Cats can show signs of upset or anxiety when not being able to do cat-like behaviors. If they’re used to having supervised time outside but that stops or if they’re alone too much. This can be a problem for cats who live with a single person who is gone a lot, for whatever reason, or in a home with little mental or physical stimulation for the cat, e.g. no ability to climb, no access to windows, few comfy resting spots, uninteresting toys, etc.

Cats can start to eliminate outside of the litter box, begin scratching in new places, usually on furniture, and some can even become aggressive.

pet anxiety cat

Anxiety in dogs

Dogs can show anxiety in multiple ways; barking, pacing, unable to settle, loss of bowels/bladder, reactivity to other dogs and/or people and some dogs can develop OCD-like behaviors if anxiety-provoking triggers persist over time. Some newly adopted dogs simply need time to settle into their new homes slowly to avoid becoming anxious. It’s exciting to bring a new dog home, but I’ve spoken to many well-intentioned people who do way too much, right away, with their dogs. Sometimes less is more.

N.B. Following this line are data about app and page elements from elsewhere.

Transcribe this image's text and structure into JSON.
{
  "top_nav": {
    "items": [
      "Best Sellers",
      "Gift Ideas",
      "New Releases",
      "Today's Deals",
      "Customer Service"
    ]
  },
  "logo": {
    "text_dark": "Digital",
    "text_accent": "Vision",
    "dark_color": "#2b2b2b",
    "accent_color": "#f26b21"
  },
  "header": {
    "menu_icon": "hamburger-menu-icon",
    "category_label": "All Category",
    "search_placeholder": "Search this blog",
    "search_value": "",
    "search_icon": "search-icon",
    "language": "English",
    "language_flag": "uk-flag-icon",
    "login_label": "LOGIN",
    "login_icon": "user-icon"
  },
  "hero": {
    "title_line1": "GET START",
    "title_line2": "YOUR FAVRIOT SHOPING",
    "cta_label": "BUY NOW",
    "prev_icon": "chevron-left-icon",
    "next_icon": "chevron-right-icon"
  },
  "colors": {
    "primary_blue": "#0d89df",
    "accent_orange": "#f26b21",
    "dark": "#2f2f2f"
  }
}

Reducing anxiety

Use your fenced backyard for potty breaks and playtime instead of showing your new dog your entire neighborhood. Or if you must go on a walk, circle the same two blocks so your dog becomes very familiar and comfortable with a small part of your neighborhood. What can appear to be an ill-mannered dog you’ve just adopted may just be a very anxious dog who is totally overwhelmed with what’s being presented to him at once. Slow down, develop a predictable routine, keep life simple at first and get to know each other.

Calls to the Behavior Help Line reflect changing patterns in our lives

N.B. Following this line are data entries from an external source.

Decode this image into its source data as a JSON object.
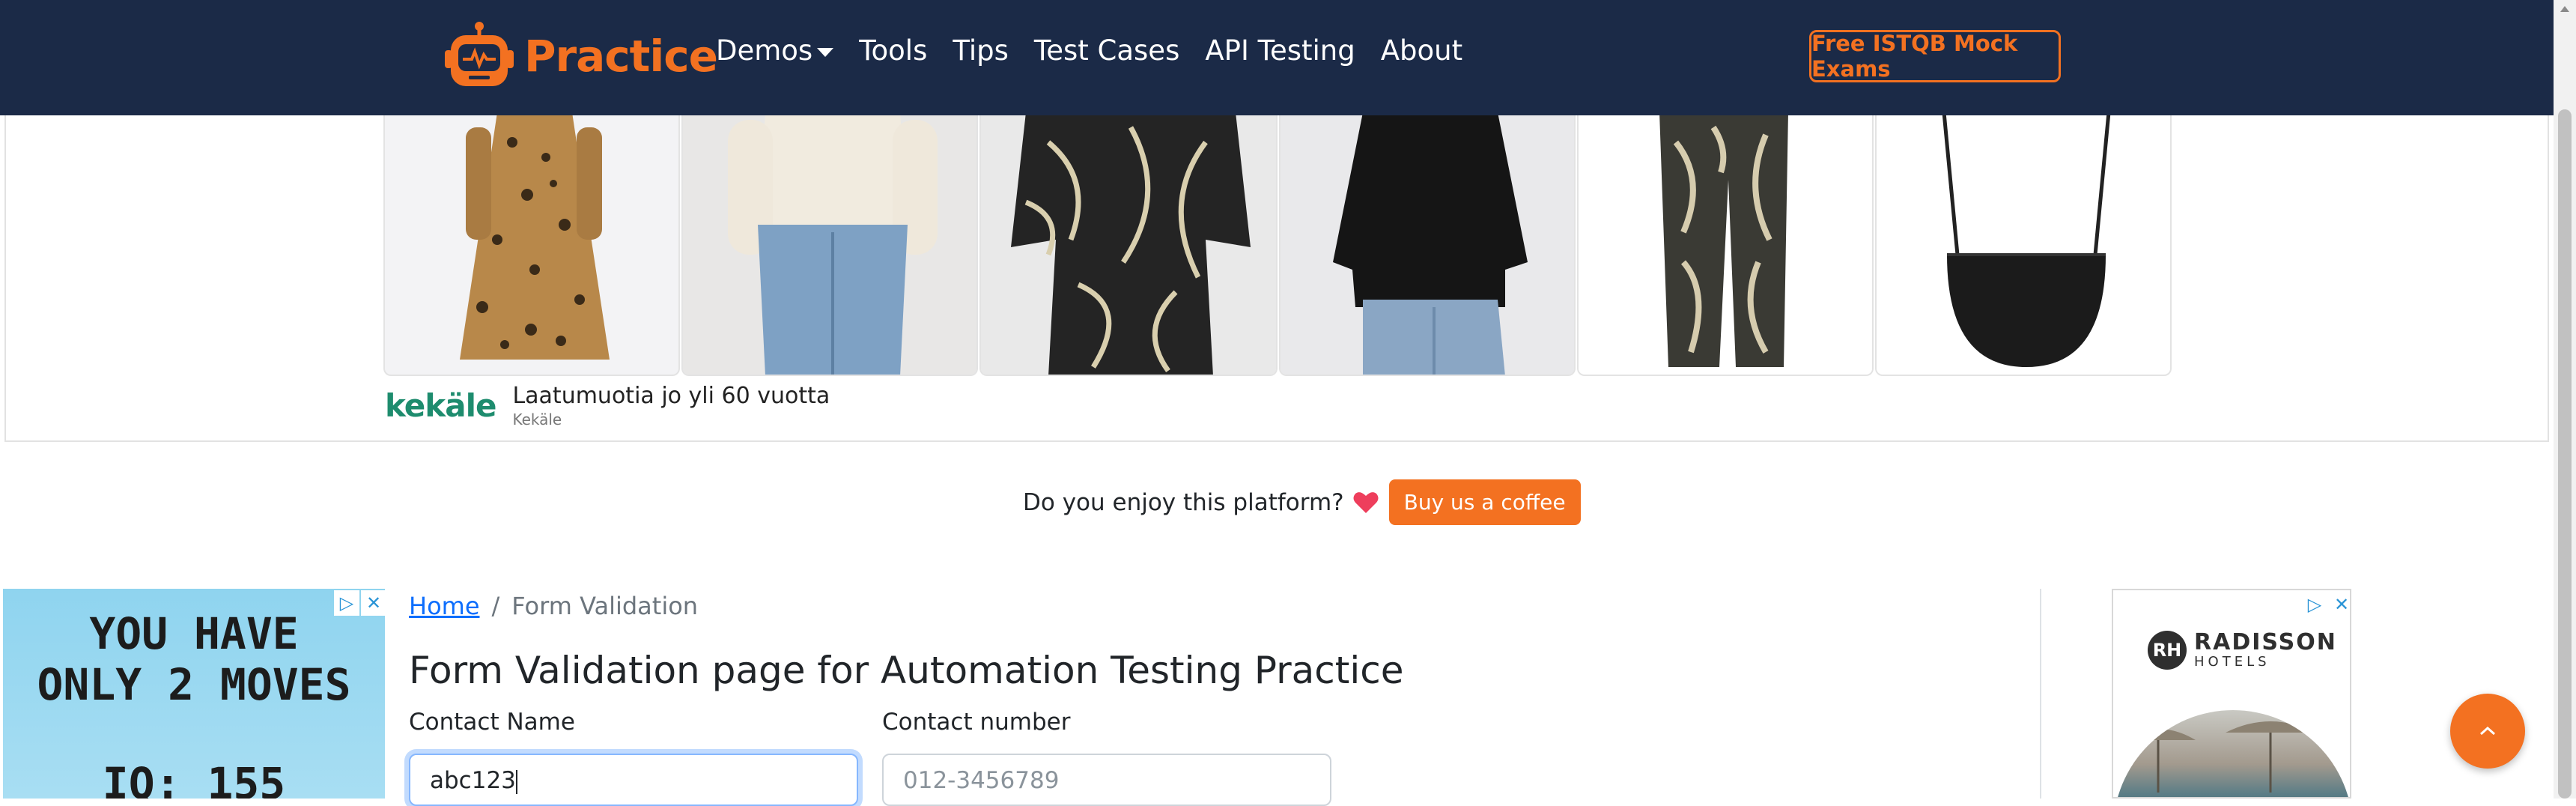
{
  "navbar": {
    "brand": "Practice",
    "items": [
      {
        "label": "Demos",
        "dropdown": true
      },
      {
        "label": "Tools"
      },
      {
        "label": "Tips"
      },
      {
        "label": "Test Cases"
      },
      {
        "label": "API Testing"
      },
      {
        "label": "About"
      }
    ],
    "cta": "Free ISTQB Mock Exams",
    "colors": {
      "background": "#1b2a47",
      "accent": "#f37121"
    }
  },
  "top_ad": {
    "products": [
      "leopard-print-dress",
      "cream-knit-sweater-denim-skirt",
      "leaf-print-tunic",
      "black-sweater-jeans",
      "palm-print-trousers",
      "black-crossbody-bag"
    ],
    "logo": "kekäle",
    "title": "Laatumuotia jo yli 60 vuotta",
    "advertiser": "Kekäle"
  },
  "coffee": {
    "question": "Do you enjoy this platform?",
    "icon": "heart-icon",
    "button": "Buy us a coffee"
  },
  "left_ad": {
    "line1": "YOU HAVE",
    "line2": "ONLY 2 MOVES",
    "line3": "IQ: 155"
  },
  "right_ad": {
    "brand": "RADISSON",
    "sub": "HOTELS",
    "mark": "RH"
  },
  "breadcrumb": {
    "home": "Home",
    "separator": "/",
    "current": "Form Validation"
  },
  "main": {
    "title": "Form Validation page for Automation Testing Practice",
    "contact_name": {
      "label": "Contact Name",
      "value": "abc123"
    },
    "contact_number": {
      "label": "Contact number",
      "placeholder": "012-3456789"
    }
  },
  "fab": {
    "icon": "chevron-up-icon"
  }
}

During these last eight months I’ve heard from a lot of people who already had multiple pets and kids, and decided to adopt one more dog, a new kitten or a puppy and things are going badly. Or a new roommate moved in with his resource-guarding Husky who keeps attacking the resident pets sending them to Dove Lewis. Several people called because their dogs have developed “separation anxiety.” The owners haven’t left their dogs alone for almost a year.

Need help with your pets? Learn more about our Behavior Help Line.

What can pet owners do to calm their pet (and maybe calm themselves in the process)?

We all know that increasing daily exercise is an excellent way to lower our stress level or anxiety, and the same is true for our pets. Exposing your dog to multiple enticing smells along a hiking trail can be very rewarding, and all that sniffing lowers his heart rate too. The combination of deeply breathing in all that fresh air and getting those muscles firing can help to lower anxiety too.

What if we don’t have enough time for a hike? Then it might be a great time for a DIY flirt pole to exercise your dog. This is a toy you can easily buy, but you can also very easily and inexpensively make one yourself with PVC pipe, a rope and your dog’s favorite toy tied to the end. Much like a cat wand toy, you can drag it on the ground for your dog to chase and grab. This also gives you an opportunity to practice “drop it” when you need your dog to release the toy.

Using a wand toy to play with your cat is a great way to exercise her. Two favorites are the Cat Dancer and Da Bird. Be sure to hide these away when not in use or most cats won’t be able to resist them. Another variation using the same toy is to place a sheet on the floor and move the wand toy around underneath the sheet for your cat to follow and swoop in on.

Sometimes pets may appear to be enthusiastic and energized, but the truth might be quite different. Your dog might be unable to settle because of anxiety. What they need more than anything is an opportunity to feel safe enough to relax and sleep. Cats who may frequently pace and meow might just be looking for the right resting spot, tucked in a nook, where they can feel tucked away enough to sleep. Puppies are great at masking their exhaustion as energy, until they begin to spin out of control with a nipping frenzy. Never underestimate the value of a good old-fashioned nap, for both of you.